NFC could be used to transfer data from other devices; for example, NFC-equipped digital cameras could send photos to NFC-equipped TV sets. And Apple isn't the only company that's said to be interested in adding NFC to smartphones and other handheld devices. BlackBerry maker Research In Motion and Google, developer of the Android mobile platform, are both reportedly thinking of using NFC in smartphones this year. Nokia has already manufactured devices with NFC that need to be upgraded to fully conform.
Terminals that accept NFC payments also need to conform to technical interoperability specifications. More than 200,000 terminals in use in the U.S. already accept contactless credit cards, or smart cards, and could be upgraded fairly easily to accept NFC transmissions from smartphones, one analyst said.
For the technology to work, existing systems require a phone to have an NFC radio chip (which acts as a transmitter and as a receiver) and be loaded with an application that enables transactions that are authorized by the phone user.

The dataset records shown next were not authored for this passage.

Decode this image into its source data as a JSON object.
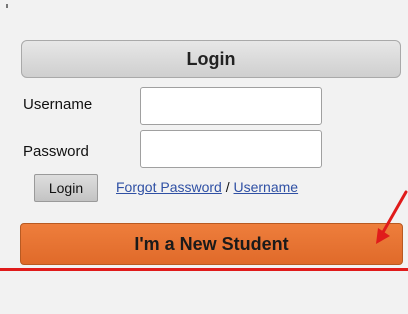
{
  "login_panel": {
    "header_label": "Login",
    "username_label": "Username",
    "username_value": "",
    "password_label": "Password",
    "password_value": "",
    "login_button_label": "Login",
    "forgot_password_link": "Forgot Password",
    "separator": " / ",
    "username_link": "Username",
    "new_student_button_label": "I'm a New Student"
  },
  "colors": {
    "new_student_button": "#e87532",
    "annotation_red": "#e01b1b",
    "link_blue": "#2f50a4"
  },
  "icons": {
    "annotation": "red-arrow-icon"
  }
}
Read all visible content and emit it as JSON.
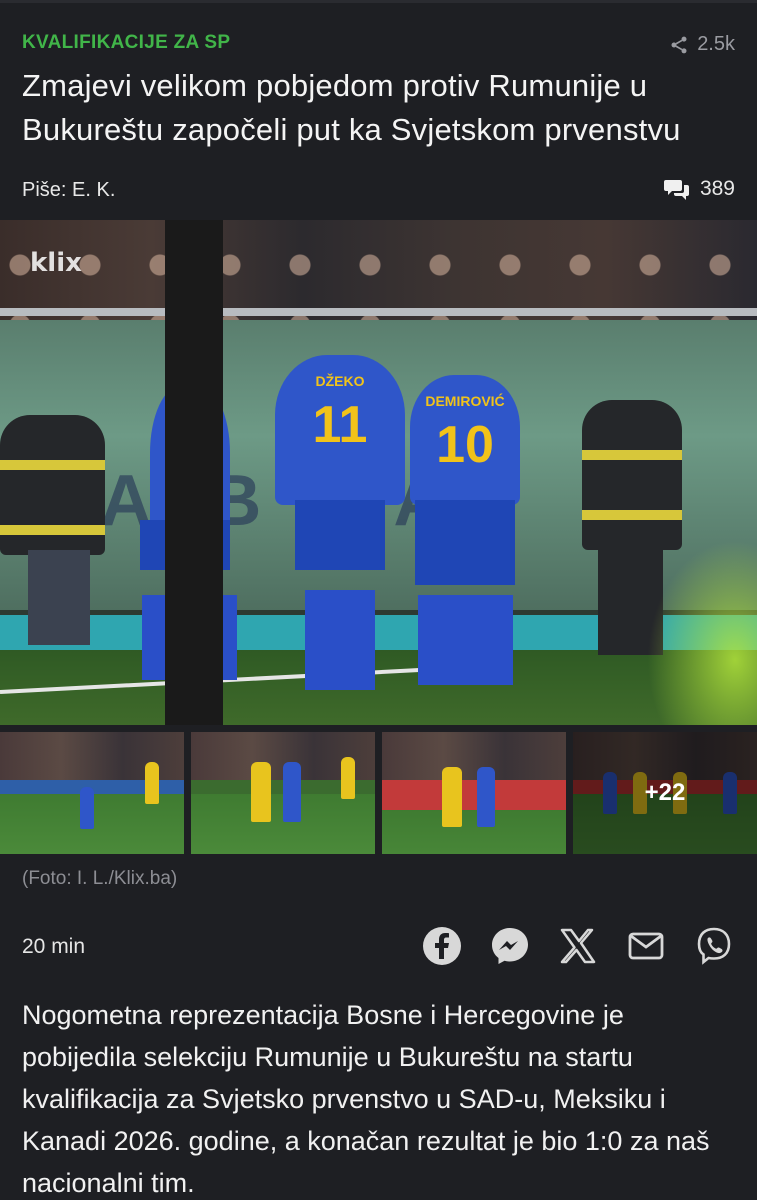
{
  "article": {
    "category": "KVALIFIKACIJE ZA SP",
    "share_count": "2.5k",
    "title": "Zmajevi velikom pobjedom protiv Rumunije u Bukureštu započeli put ka Svjetskom prvenstvu",
    "author": "Piše: E. K.",
    "comment_count": "389",
    "photo_caption": "(Foto: I. L./Klix.ba)",
    "time_ago": "20 min",
    "lead": "Nogometna reprezentacija Bosne i Hercegovine je pobijedila selekciju Rumunije u Bukureštu na startu kvalifikacija za Svjetsko prvenstvo u SAD-u, Meksiku i Kanadi 2026. godine, a konačan rezultat je bio 1:0 za naš nacionalni tim."
  },
  "hero_photo": {
    "watermark": "klix",
    "board_text": "A    B    NA",
    "jersey_left_name": "DŽEKO",
    "jersey_left_number": "11",
    "jersey_right_name": "DEMIROVIĆ",
    "jersey_right_number": "10"
  },
  "gallery": {
    "more_label": "+22"
  },
  "share_buttons": [
    {
      "icon": "facebook-icon"
    },
    {
      "icon": "messenger-icon"
    },
    {
      "icon": "x-icon"
    },
    {
      "icon": "mail-icon"
    },
    {
      "icon": "viber-icon"
    }
  ],
  "colors": {
    "background": "#1e1f23",
    "category": "#41b549",
    "muted": "#8d8e94",
    "jersey": "#2f56c9",
    "jersey_number": "#f1c31a"
  }
}
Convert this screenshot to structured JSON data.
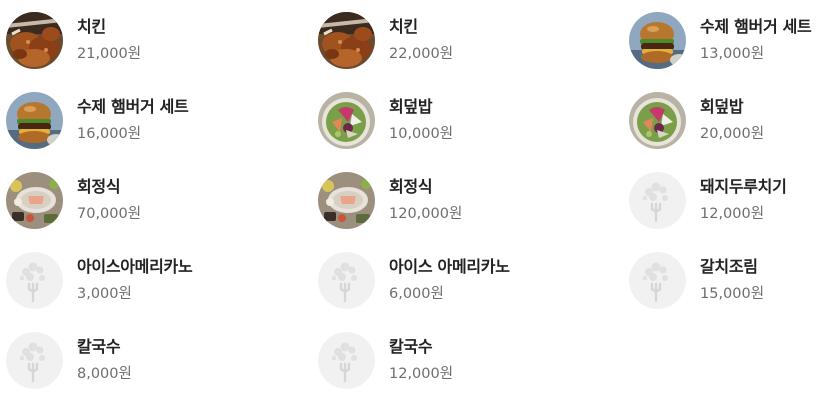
{
  "menu": {
    "items": [
      {
        "name": "치킨",
        "price": "21,000원",
        "image": "chicken"
      },
      {
        "name": "치킨",
        "price": "22,000원",
        "image": "chicken"
      },
      {
        "name": "수제 햄버거 세트",
        "price": "13,000원",
        "image": "burger"
      },
      {
        "name": "수제 햄버거 세트",
        "price": "16,000원",
        "image": "burger"
      },
      {
        "name": "회덮밥",
        "price": "10,000원",
        "image": "bowl"
      },
      {
        "name": "회덮밥",
        "price": "20,000원",
        "image": "bowl"
      },
      {
        "name": "회정식",
        "price": "70,000원",
        "image": "table"
      },
      {
        "name": "회정식",
        "price": "120,000원",
        "image": "table"
      },
      {
        "name": "돼지두루치기",
        "price": "12,000원",
        "image": "placeholder"
      },
      {
        "name": "아이스아메리카노",
        "price": "3,000원",
        "image": "placeholder"
      },
      {
        "name": "아이스 아메리카노",
        "price": "6,000원",
        "image": "placeholder"
      },
      {
        "name": "갈치조림",
        "price": "15,000원",
        "image": "placeholder"
      },
      {
        "name": "칼국수",
        "price": "8,000원",
        "image": "placeholder"
      },
      {
        "name": "칼국수",
        "price": "12,000원",
        "image": "placeholder"
      }
    ]
  }
}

Under most scenarios, the application would have to be launched just before the transaction, which would be completed when the user touches or nearly touches his device to the receiving terminal. If the user was talking on the phone, he would usually have to end the call in order to carry out the transaction, according to the NFC Forum.
When it comes to adoption of NFC systems, the U.S. lags behind Japan and South Korea, where consumers use NFC-equipped phones for a range of small transactions, such food and transit purchases or parking payments. A recent NFC Forum white paper reported that transit services in London and some German cities have payment systems that work with NFC phones, and it described a successful 2008 U.S. trial of the technology by California's Bay Area Rapid Transit system, which serves the San Francisco area.

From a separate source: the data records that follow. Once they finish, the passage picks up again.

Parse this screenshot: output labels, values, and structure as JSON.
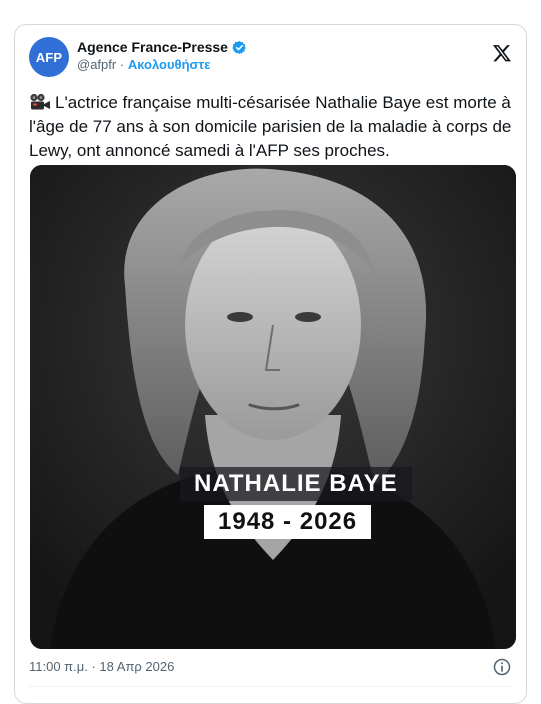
{
  "author": {
    "display_name": "Agence France-Presse",
    "avatar_text": "AFP",
    "handle": "@afpfr",
    "separator": "·",
    "follow_label": "Ακολουθήστε"
  },
  "tweet": {
    "text": "L'actrice française multi-césarisée Nathalie Baye est morte à l'âge de 77 ans à son domicile parisien de la maladie à corps de Lewy, ont annoncé samedi à l'AFP ses proches.",
    "leading_icon": "movie-camera-icon"
  },
  "image": {
    "name_caption": "NATHALIE BAYE",
    "years_caption": "1948 - 2026"
  },
  "footer": {
    "timestamp": "11:00 π.μ. · 18 Απρ 2026"
  },
  "colors": {
    "avatar_bg": "#2f6fd6",
    "verified": "#1d9bf0",
    "link": "#1d9bf0",
    "text": "#0f1419",
    "muted": "#536471"
  }
}
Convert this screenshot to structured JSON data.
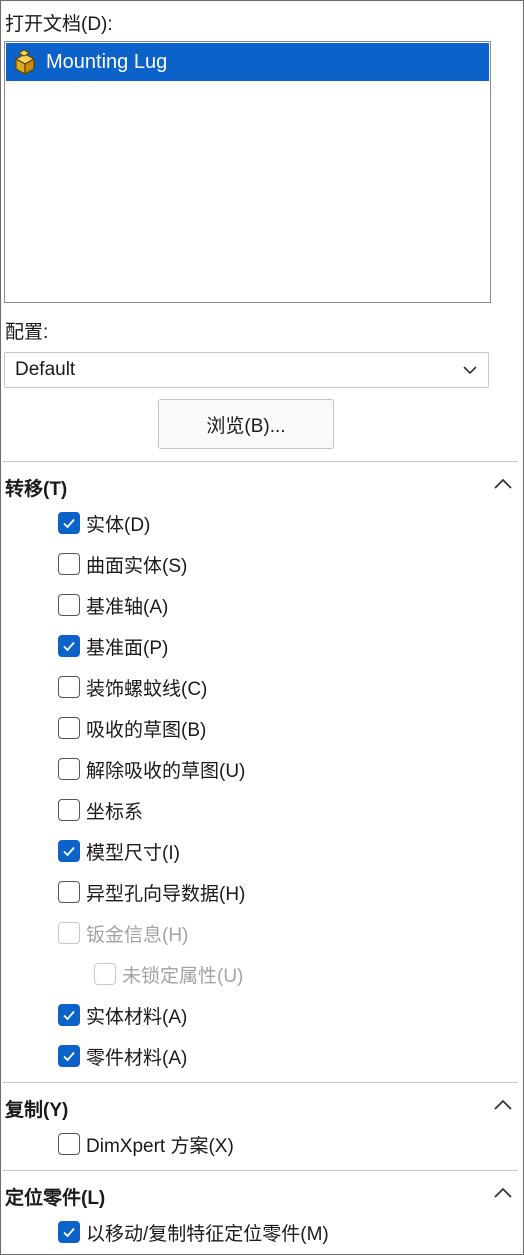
{
  "open_documents": {
    "label": "打开文档(D):",
    "items": [
      {
        "label": "Mounting Lug",
        "icon": "part-icon",
        "selected": true
      }
    ]
  },
  "configuration": {
    "label": "配置:",
    "selected": "Default"
  },
  "browse_button": {
    "label": "浏览(B)..."
  },
  "transfer": {
    "title": "转移(T)",
    "items": [
      {
        "label": "实体(D)",
        "checked": true,
        "enabled": true
      },
      {
        "label": "曲面实体(S)",
        "checked": false,
        "enabled": true
      },
      {
        "label": "基准轴(A)",
        "checked": false,
        "enabled": true
      },
      {
        "label": "基准面(P)",
        "checked": true,
        "enabled": true
      },
      {
        "label": "装饰螺蚊线(C)",
        "checked": false,
        "enabled": true
      },
      {
        "label": "吸收的草图(B)",
        "checked": false,
        "enabled": true
      },
      {
        "label": "解除吸收的草图(U)",
        "checked": false,
        "enabled": true
      },
      {
        "label": "坐标系",
        "checked": false,
        "enabled": true
      },
      {
        "label": "模型尺寸(I)",
        "checked": true,
        "enabled": true
      },
      {
        "label": "异型孔向导数据(H)",
        "checked": false,
        "enabled": true
      },
      {
        "label": "钣金信息(H)",
        "checked": false,
        "enabled": false
      },
      {
        "label": "未锁定属性(U)",
        "checked": false,
        "enabled": false
      },
      {
        "label": "实体材料(A)",
        "checked": true,
        "enabled": true
      },
      {
        "label": "零件材料(A)",
        "checked": true,
        "enabled": true
      }
    ]
  },
  "copy": {
    "title": "复制(Y)",
    "items": [
      {
        "label": "DimXpert 方案(X)",
        "checked": false,
        "enabled": true
      }
    ]
  },
  "locate_part": {
    "title": "定位零件(L)",
    "items": [
      {
        "label": "以移动/复制特征定位零件(M)",
        "checked": true,
        "enabled": true
      }
    ]
  },
  "colors": {
    "accent": "#0b63c9",
    "disabled_text": "#a3a3a3"
  }
}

In some of the more sophisticated NFC payment systems used by transit agencies, people with NFC-equipped phones can order monthly travel passes via conventional cellular networks with the backing of a credit card or other billing service.
Obstacles to U.S. adoption
A logjam in the payment systems behind NFC technology has kept NFC from rolling out faster in the United States. The unresolved issues include disagreements over transfer fees collected by banks, which have relied on a successful and well-established credit card system, several analysts said.
U.S. carriers AT&T Mobility, Verizon Wireless and T-Mobile USA have formed a joint venture called ISIS that is working with Barclays' Barclaycard US unit to expand the use of NFC technology in the U.S.
Apple's reported interest in NFC is seen by some as a possible boost to the technology, since equipping iPads and iPhones with NFC chips could bring millions of iTunes users into the NFC market.
An arrangement in which people pay for NFC-enabled transactions using money in their iTunes accounts could exclude banks, credit card companies and other financial services firms from the payment loop. An iTunes-based setup could also potentially diminish the role played by wireless carriers, who might otherwise act as billing agents when phones are used to make payments.
Matt Hamblen covers mobile and wireless, smartphones and other handhelds, and wireless networking for Computerworld. Follow Matt on Twitter at @matthamblen, or subscribe to Matt's RSS feed. His e-mail address is firstname.lastname@example.org.
This story, "Near Field Communication: What You Need to Know" was originally published by Computerworld.